Thanks to a bevy of youth on the defensive side of the ball and an invisible, contagious “ball” that’s measured in nanometers, the Minnesota football program spent the better part of 2020 trying to live in two different worlds simultaneously.

Check with Thor and see how that’s working out for him.

The departure of multiple NFL-level talents on defense left the Golden Gophers with a lot of gaps to plug on that side of the ball. Then came COVID-19, which hit Minnesota as hard as any program in the country, turning its schedule into a shell and forcing it to play severely shorthanded down the stretch.

What’s on the agenda for 2021, then? Some stability, for one. Here are 5 offseason priorities coach P.J. Fleck, his staff and his players will surely focus on in the coming weeks and months.

1. Develop those wide receivers

The most glaring change between Minnesota’s illustrious 2019 offensive output and 2020 wasn’t the offensive line that was missing two starters. Nor was it the graduation of storied running backs Rodney Smith and Shannon Brooks.

It was the passing game.

En route to an 11-2 finish, the Gophers threw for over 250 yards per game two seasons ago. In 2020, they couldn’t crack 200.

Quarterback Tanner Morgan was off at times. But it became apparent as the season wore on he didn’t always trust receivers not named Rashod Bateman or Chris Autman-Bell.

The former is headed for a likely first-round NFL draft selection. The latter is back, but behind him, it’s imperative that guys such as Daniel Jackson and Michael Brown-Stephens take the step from once-a-game flash to consistent part of the solution.

That means plenty of strength and agility workouts on their freshman frames, and as many routes with Morgan as possible during the spring and summer.

2. Secure an immediate defensive difference-maker

It’s agonizingly common knowledge for Gophers fans by now, but we’ll repeat it for reference’s sake: Minnesota had one of FBS’s worst defenses in 2020.

That includes an astounding 6.9 yards per play for opponents, ranking 121st out of 127 teams.

Coordinator Joe Rossi Jr.’s unit needs help. And it needs it fast.

If there’s a good time to deal with the chaos that is the NCAA transfer portal, this is it. The obvious choice would be a linebacker, but anyone in the front seven who can either stuff run gaps or come up and fill them would be an improvement. Combine a successful transfer project with development of the scores of freshmen who played in 2020, and the Gophers could be in for a nice turnaround.

The only way to go, really, is up.

3. Find a kicker(s)

COVID-19 made sure the kicker position was a revolving door in Dinkytown for the second straight season. Five players attempted a field goal, extra point, and/or a kickoff last season.

None of them was consistent.

Brock Walker (2-for-3 on field goals) might be the answer if he’s healthy; the sophomore was recovering from sports hernia surgery during the season.

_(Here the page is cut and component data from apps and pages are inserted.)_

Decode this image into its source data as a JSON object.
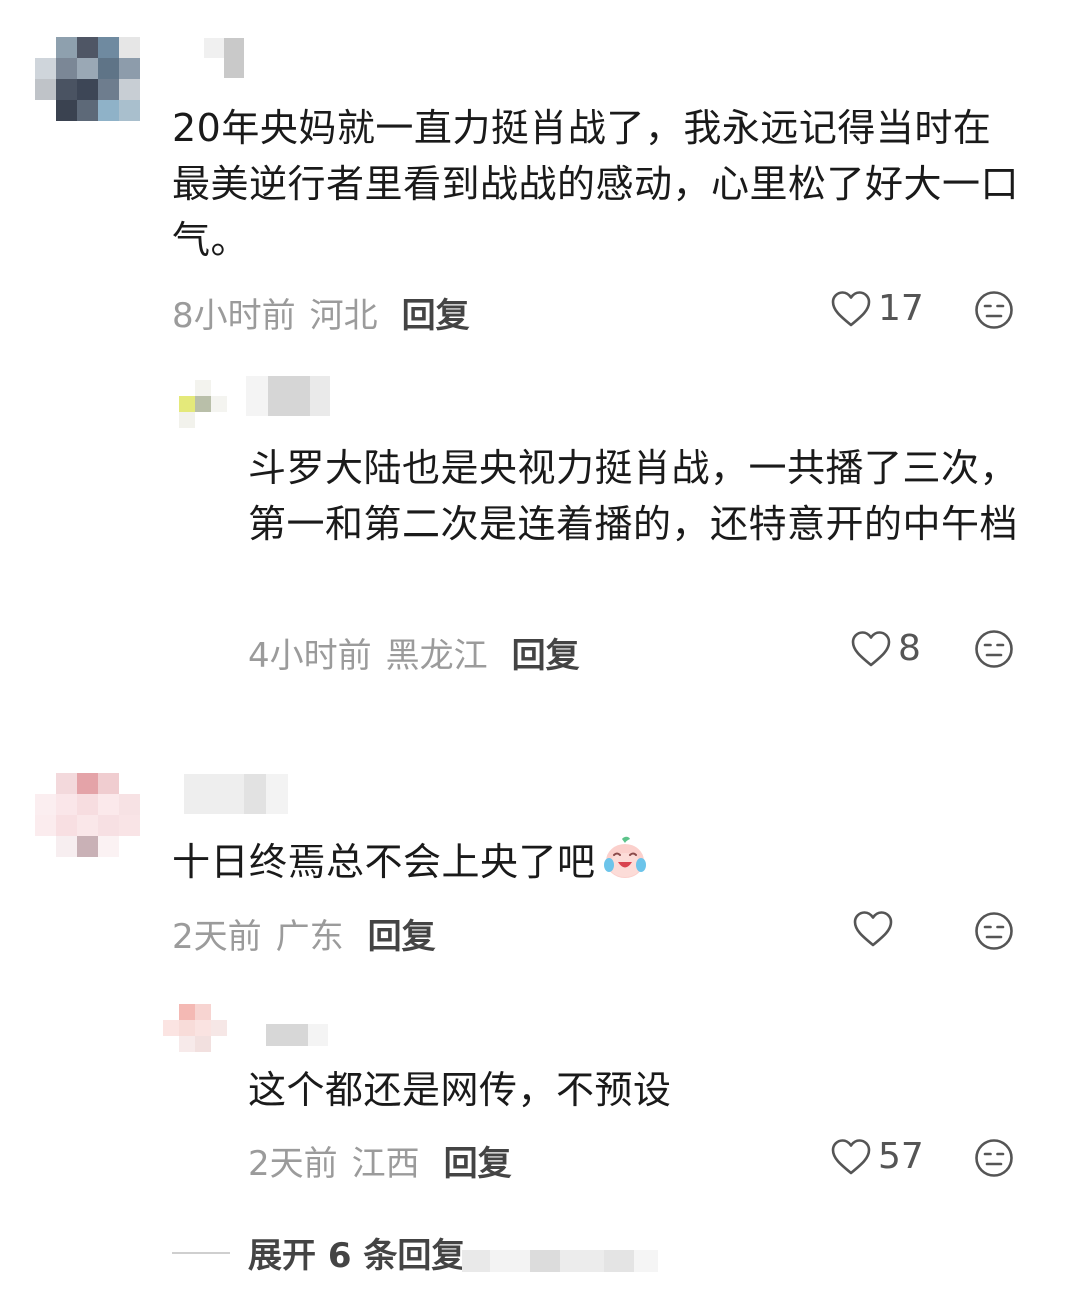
{
  "comments": [
    {
      "text": "20年央妈就一直力挺肖战了，我永远记得当时在最美逆行者里看到战战的感动，心里松了好大一口气。",
      "time": "8小时前",
      "location": "河北",
      "reply_label": "回复",
      "likes": "17",
      "replies": [
        {
          "text": "斗罗大陆也是央视力挺肖战，一共播了三次，第一和第二次是连着播的，还特意开的中午档",
          "time": "4小时前",
          "location": "黑龙江",
          "reply_label": "回复",
          "likes": "8"
        }
      ]
    },
    {
      "text": "十日终焉总不会上央了吧",
      "emoji": "crying-laughing-emoji",
      "time": "2天前",
      "location": "广东",
      "reply_label": "回复",
      "likes": "",
      "replies": [
        {
          "text": "这个都还是网传，不预设",
          "time": "2天前",
          "location": "江西",
          "reply_label": "回复",
          "likes": "57"
        }
      ]
    }
  ],
  "expand_label": "展开 6 条回复",
  "icons": {
    "like": "heart-outline-icon",
    "dislike": "meh-face-icon"
  },
  "colors": {
    "text": "#1a1a1a",
    "meta": "#9b9b9b",
    "reply": "#444444"
  }
}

Michael Lantz is also back. But he and Walker each missed an extra point and couldn’t notch a touchback in shared kickoff duties with Dragan Kesich. Kesich, a freshman last season, returns, too, and has a strong leg.

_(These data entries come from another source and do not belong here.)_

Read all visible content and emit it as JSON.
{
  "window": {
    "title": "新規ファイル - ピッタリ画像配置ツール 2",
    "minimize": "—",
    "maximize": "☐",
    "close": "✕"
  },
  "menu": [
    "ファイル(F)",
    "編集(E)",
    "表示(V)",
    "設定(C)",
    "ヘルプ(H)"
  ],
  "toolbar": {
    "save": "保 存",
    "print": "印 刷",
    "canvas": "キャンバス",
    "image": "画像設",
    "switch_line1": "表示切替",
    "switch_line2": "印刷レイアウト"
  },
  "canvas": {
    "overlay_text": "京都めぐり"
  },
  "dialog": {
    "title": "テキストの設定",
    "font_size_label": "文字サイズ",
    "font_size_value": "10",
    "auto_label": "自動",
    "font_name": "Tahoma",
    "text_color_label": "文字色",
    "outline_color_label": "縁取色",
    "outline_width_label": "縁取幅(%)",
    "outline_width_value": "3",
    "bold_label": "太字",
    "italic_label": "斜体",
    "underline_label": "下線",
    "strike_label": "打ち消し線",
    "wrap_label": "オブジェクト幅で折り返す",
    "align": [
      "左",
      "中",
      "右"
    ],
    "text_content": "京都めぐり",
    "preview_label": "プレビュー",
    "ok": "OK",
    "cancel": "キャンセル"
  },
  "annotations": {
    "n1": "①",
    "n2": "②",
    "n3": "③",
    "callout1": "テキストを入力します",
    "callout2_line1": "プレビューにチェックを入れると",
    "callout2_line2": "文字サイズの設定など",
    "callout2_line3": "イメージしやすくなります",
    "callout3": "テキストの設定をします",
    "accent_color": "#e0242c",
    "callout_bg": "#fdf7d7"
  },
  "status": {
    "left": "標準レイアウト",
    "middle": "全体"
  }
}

But Minnesota couldn’t rely on its kickers in clutch situations — see the overtime loss to Maryland — and ranked 107th in FBS in kickoff yardage. So all options should be on the table.

4. Get the offensive line healthy

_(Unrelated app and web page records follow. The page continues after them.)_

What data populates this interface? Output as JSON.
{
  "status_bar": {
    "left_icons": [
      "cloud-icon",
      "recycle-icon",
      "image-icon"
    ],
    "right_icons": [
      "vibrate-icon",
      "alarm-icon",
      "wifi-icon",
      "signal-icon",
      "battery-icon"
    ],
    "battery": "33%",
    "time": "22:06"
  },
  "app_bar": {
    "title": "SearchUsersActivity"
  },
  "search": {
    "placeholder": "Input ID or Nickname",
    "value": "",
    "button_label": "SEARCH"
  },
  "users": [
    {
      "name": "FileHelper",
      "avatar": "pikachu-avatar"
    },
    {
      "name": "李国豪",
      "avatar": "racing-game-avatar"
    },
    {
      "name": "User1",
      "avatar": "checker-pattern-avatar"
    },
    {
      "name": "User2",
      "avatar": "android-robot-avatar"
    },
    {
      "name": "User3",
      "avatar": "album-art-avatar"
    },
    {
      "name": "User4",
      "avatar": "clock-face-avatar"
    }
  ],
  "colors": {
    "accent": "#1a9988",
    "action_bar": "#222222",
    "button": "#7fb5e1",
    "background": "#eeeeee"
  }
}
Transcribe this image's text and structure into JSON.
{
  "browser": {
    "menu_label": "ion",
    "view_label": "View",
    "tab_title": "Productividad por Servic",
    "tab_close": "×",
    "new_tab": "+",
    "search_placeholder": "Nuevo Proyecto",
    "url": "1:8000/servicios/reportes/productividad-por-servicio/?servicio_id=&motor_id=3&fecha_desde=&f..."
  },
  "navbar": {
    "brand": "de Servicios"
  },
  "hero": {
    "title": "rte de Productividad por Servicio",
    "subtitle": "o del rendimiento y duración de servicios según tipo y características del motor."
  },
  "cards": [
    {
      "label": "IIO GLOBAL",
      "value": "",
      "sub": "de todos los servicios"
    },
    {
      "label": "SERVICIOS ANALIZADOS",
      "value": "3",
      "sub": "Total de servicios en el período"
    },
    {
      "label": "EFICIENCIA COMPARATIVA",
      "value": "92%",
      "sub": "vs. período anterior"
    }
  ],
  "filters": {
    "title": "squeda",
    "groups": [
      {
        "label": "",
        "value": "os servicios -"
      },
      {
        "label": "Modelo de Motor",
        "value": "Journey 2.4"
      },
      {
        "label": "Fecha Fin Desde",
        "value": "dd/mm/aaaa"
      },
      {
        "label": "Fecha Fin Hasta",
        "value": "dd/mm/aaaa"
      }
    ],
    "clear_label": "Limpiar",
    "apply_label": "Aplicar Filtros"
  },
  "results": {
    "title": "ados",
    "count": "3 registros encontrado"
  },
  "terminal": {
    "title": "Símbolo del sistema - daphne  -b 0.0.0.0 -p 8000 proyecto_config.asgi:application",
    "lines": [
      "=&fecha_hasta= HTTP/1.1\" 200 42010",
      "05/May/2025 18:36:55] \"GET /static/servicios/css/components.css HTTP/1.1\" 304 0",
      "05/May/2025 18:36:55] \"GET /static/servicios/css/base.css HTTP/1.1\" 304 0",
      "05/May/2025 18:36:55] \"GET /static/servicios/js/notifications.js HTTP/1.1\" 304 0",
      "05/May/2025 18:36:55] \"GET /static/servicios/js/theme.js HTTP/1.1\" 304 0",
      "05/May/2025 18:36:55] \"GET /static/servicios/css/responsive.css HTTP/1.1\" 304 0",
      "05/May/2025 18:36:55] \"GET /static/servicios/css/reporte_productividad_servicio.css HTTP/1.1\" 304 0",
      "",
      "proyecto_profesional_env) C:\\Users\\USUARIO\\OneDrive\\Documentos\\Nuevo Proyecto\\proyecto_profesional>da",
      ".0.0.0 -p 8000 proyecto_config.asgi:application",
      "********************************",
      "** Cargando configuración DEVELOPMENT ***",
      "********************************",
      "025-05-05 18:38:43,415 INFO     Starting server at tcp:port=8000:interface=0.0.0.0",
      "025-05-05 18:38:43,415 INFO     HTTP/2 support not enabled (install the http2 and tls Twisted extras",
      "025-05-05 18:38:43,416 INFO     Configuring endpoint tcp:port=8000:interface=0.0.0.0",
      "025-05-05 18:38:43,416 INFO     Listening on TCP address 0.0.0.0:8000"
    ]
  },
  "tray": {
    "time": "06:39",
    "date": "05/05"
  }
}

Morgan, who looked a lot like his old self by season’s end, and Big Ten running back of the year Mohamed Ibrahim are both back in 2021. So is the bulk of an offensive line that returned all five starters heading into 2020.

Then came a season-ending injury to Curtis Dunlap Jr. and the COVID-related absence of Daniel Faalele all season. If those two and the rest of the gang are all back — and healthy — in 2021, look out.

5. Execute a safe, drama-free spring practice schedule

Yes, this of course applies to every FBS program in the country. But it’s especially imperative for Minnesota for the following reasons:

  • The Gophers are still young as heck on defense. Their inexperience cost them multiple games, and the lack of preparation showed.
  • Morgan needs as much time with this group of receivers as possible.
  • Fleck is entering his fourth season at the helm. The roster is about to turn over to a lot of his recruits, and he can’t afford any further delays in getting them up to speed on the playbook and ingratiated into the culture.

But perhaps the most important result of a full spring slate is what it would signify. The U.S. — and thus the Twin Cities — is far from out of the woods when it comes to COVID-19. But if a team that endured more than 40 concurrent cases at one point, had one game postponed, another canceled and played multiple games with 30 or more players out can pull off a somewhat normal offseason, that bodes well for fall 2021.